The Regional Design Annual is Print Magazine's largest issue each year. The content is a selection of work from all parts of the United States, broken into several regions. The illustrations represent designers from different cities. Each character has props, clothing, and a personality derived from these cities. There are multiple designer "in-jokes" including a Helvetica t-shirt, Greta Grossman lamp, spray mount, and a Muji bag.


 

From Printmag.com

Print’s Regional Design Annual—the most popular issue of the year, the issue that brings you a comprehensive survey of graphic design in the U.S and features 350 winning designs chosen by esteemed judges—is finally here. The truth is, we should stop here, bring this blog post to a screeching halt in the second sentence—because we all know that to really experience the RDA, you need the real thing in your hands.

But we’re not going to do that because as it turns out, we do have a little something we can share with you exclusively online, so long as you do yourself a favor and get the actual RDA as soon as possible.

Once you do, you’ll likely wonder, Who illustrated this amazing cover? 

That would be Sean Adams, a former partner at AdamsMorioka in Beverly Hills who’s been recognized by every major competition and publication and exhibited often including a solo exhibition at The San Francisco Museum of Modern Art. Furthermore, Adams has been cited as one of the forty most important people shaping design internationally in the ID40.

Needless to say, his involvement with the RDA took it to an entirely new level of greatness.

“When designing for other designers, we either do our best work, or strike out,” Adams says. “It forces me to work that much harder, and push beyond the comfortable. Designing a cover for a magazine, especially Print, is a great assignment. It’s a tiny poster that needs to impart information, content, and hit someone over the head from across the room.”

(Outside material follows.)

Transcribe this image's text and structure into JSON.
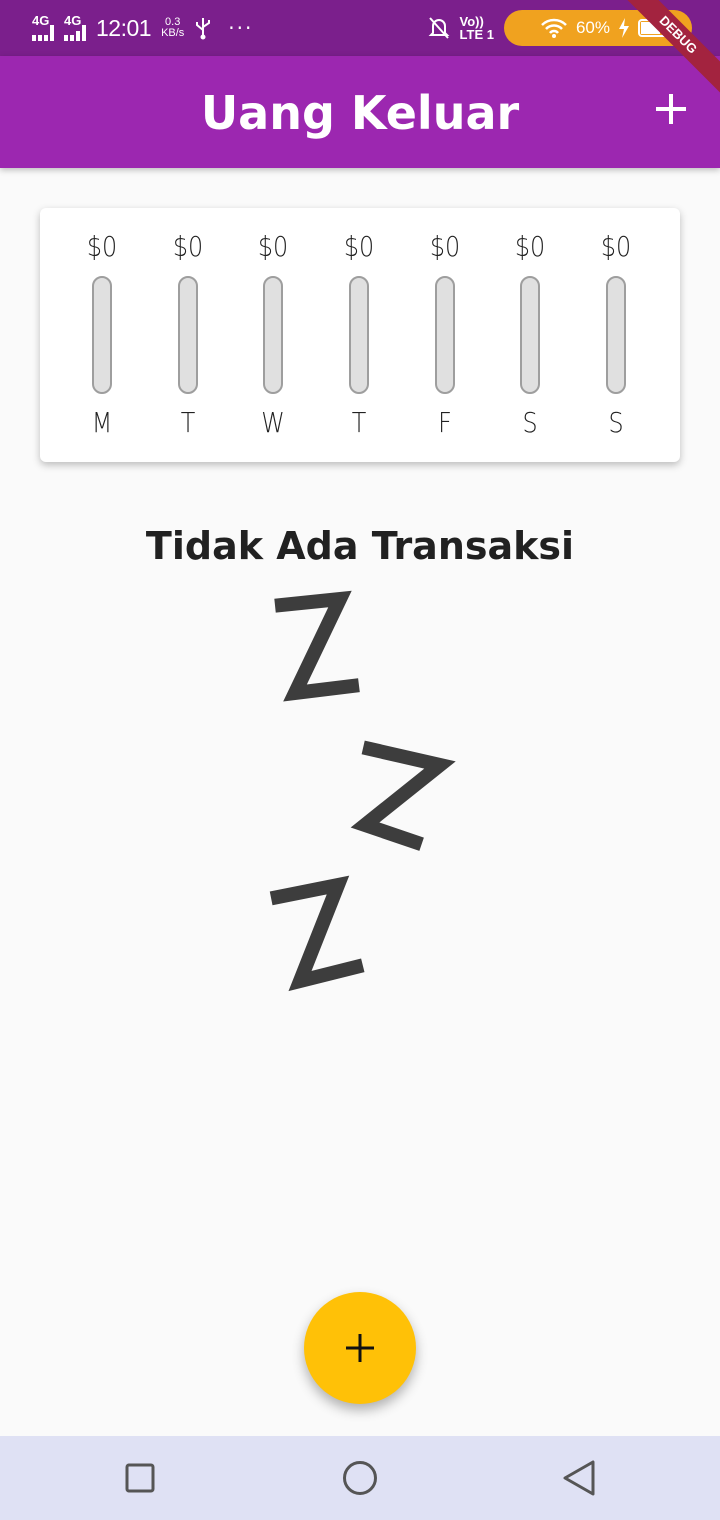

Adams notes that the most challenging part of designing the cover was the audience. “In this instance, it’s other designers, and people I know. Even though I’d like to believe I have a hardened core oblivious to criticism, the reality is that there is always that little voice inside, Are you sure you want to do this? I mean, really?

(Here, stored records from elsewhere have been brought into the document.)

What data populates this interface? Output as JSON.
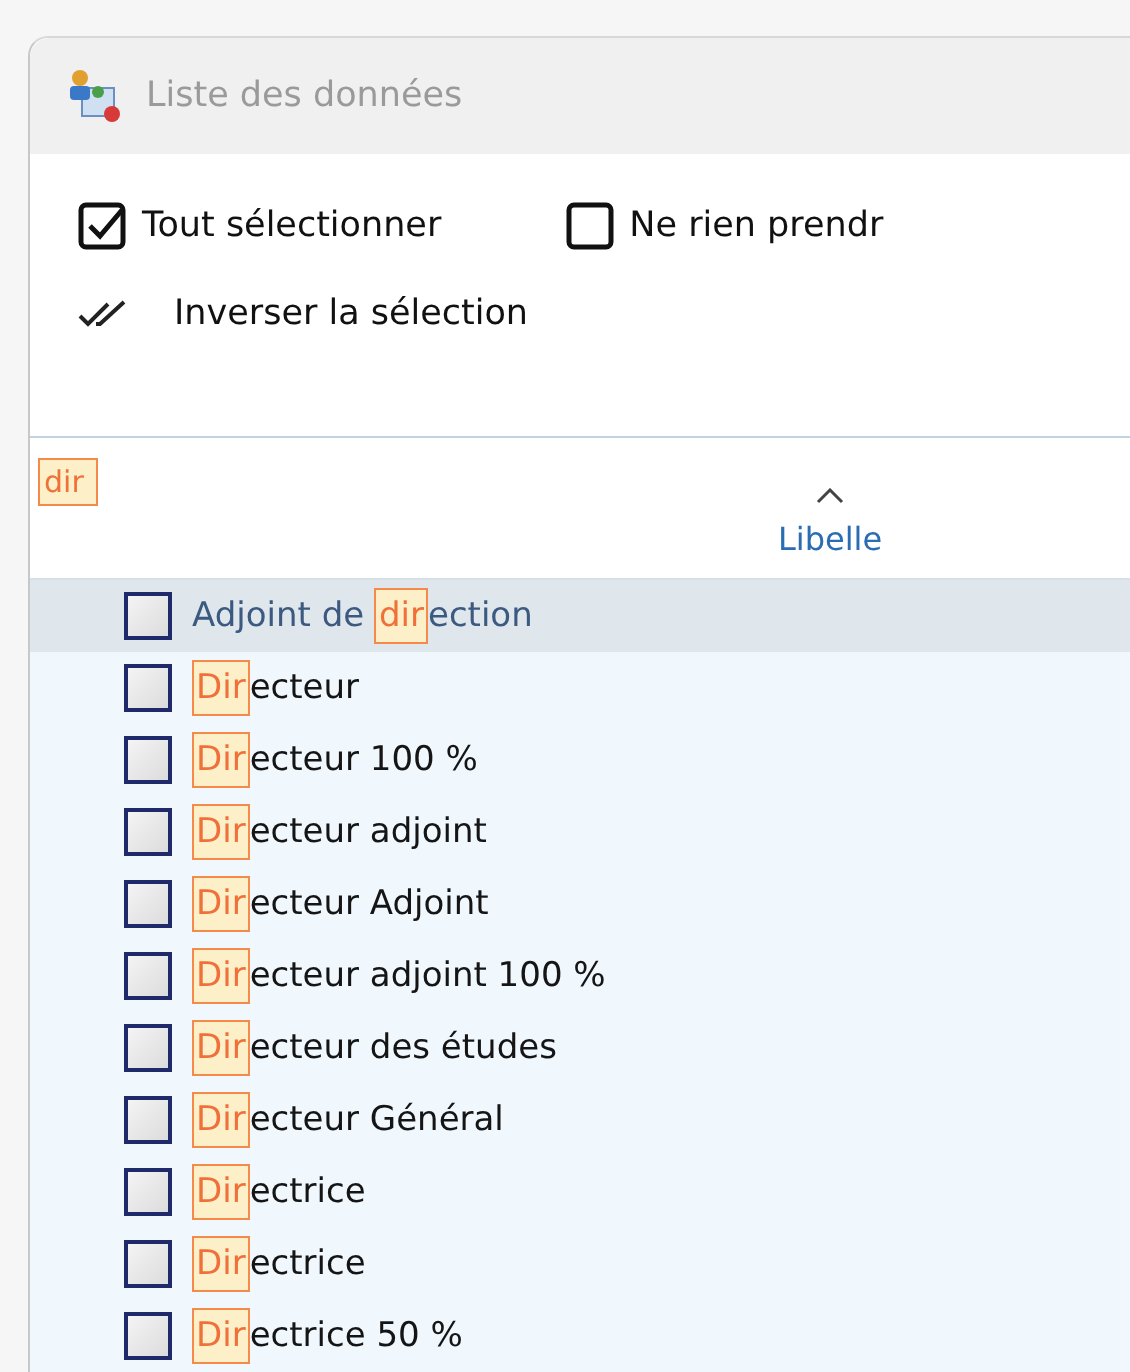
{
  "window": {
    "title": "Liste des données"
  },
  "toolbar": {
    "options": [
      {
        "kind": "checkbox",
        "label": "Tout sélectionner",
        "checked": true
      },
      {
        "kind": "checkbox",
        "label": "Ne rien prendr",
        "checked": false
      }
    ],
    "invert": {
      "label": "Inverser la sélection"
    }
  },
  "table": {
    "filter": {
      "value": "dir"
    },
    "columns": [
      {
        "label": "Libelle",
        "sorted": true
      }
    ],
    "rows": [
      {
        "segments": [
          {
            "text": "Adjoint de ",
            "highlight": false
          },
          {
            "text": "dir",
            "highlight": true
          },
          {
            "text": "ection",
            "highlight": false
          }
        ],
        "checked": false,
        "selected": true
      },
      {
        "segments": [
          {
            "text": "Dir",
            "highlight": true
          },
          {
            "text": "ecteur",
            "highlight": false
          }
        ],
        "checked": false,
        "selected": false
      },
      {
        "segments": [
          {
            "text": "Dir",
            "highlight": true
          },
          {
            "text": "ecteur 100 %",
            "highlight": false
          }
        ],
        "checked": false,
        "selected": false
      },
      {
        "segments": [
          {
            "text": "Dir",
            "highlight": true
          },
          {
            "text": "ecteur adjoint",
            "highlight": false
          }
        ],
        "checked": false,
        "selected": false
      },
      {
        "segments": [
          {
            "text": "Dir",
            "highlight": true
          },
          {
            "text": "ecteur Adjoint",
            "highlight": false
          }
        ],
        "checked": false,
        "selected": false
      },
      {
        "segments": [
          {
            "text": "Dir",
            "highlight": true
          },
          {
            "text": "ecteur adjoint 100 %",
            "highlight": false
          }
        ],
        "checked": false,
        "selected": false
      },
      {
        "segments": [
          {
            "text": "Dir",
            "highlight": true
          },
          {
            "text": "ecteur des études",
            "highlight": false
          }
        ],
        "checked": false,
        "selected": false
      },
      {
        "segments": [
          {
            "text": "Dir",
            "highlight": true
          },
          {
            "text": "ecteur Général",
            "highlight": false
          }
        ],
        "checked": false,
        "selected": false
      },
      {
        "segments": [
          {
            "text": "Dir",
            "highlight": true
          },
          {
            "text": "ectrice",
            "highlight": false
          }
        ],
        "checked": false,
        "selected": false
      },
      {
        "segments": [
          {
            "text": "Dir",
            "highlight": true
          },
          {
            "text": "ectrice",
            "highlight": false
          }
        ],
        "checked": false,
        "selected": false
      },
      {
        "segments": [
          {
            "text": "Dir",
            "highlight": true
          },
          {
            "text": "ectrice 50 %",
            "highlight": false
          }
        ],
        "checked": false,
        "selected": false
      }
    ]
  }
}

Also, I’m not an illustrator. I took drawing and anatomy at school, but that was a long time ago. Drawing a hand in the right position on a hip is not as easy as it sounds. The Art Center Library has a great collection of books and cds for figure drawing. Each one has multiple poses by nude men and women. This was incredibly helpful, but proved awkward at a presentation when my desktop was filled with the little thumbnails of nudes.” 

“My first impulse was to base each character on a specific designer,” Adams says. “But, since we almost all wear the same identical black outfits, this proved tricky. The solution came together when I stepped back and let each character have his or her own personality. In my head, each one has a name and backstory. Determining which items defined these was a wonderful challenge.”


Print 75th Anniversary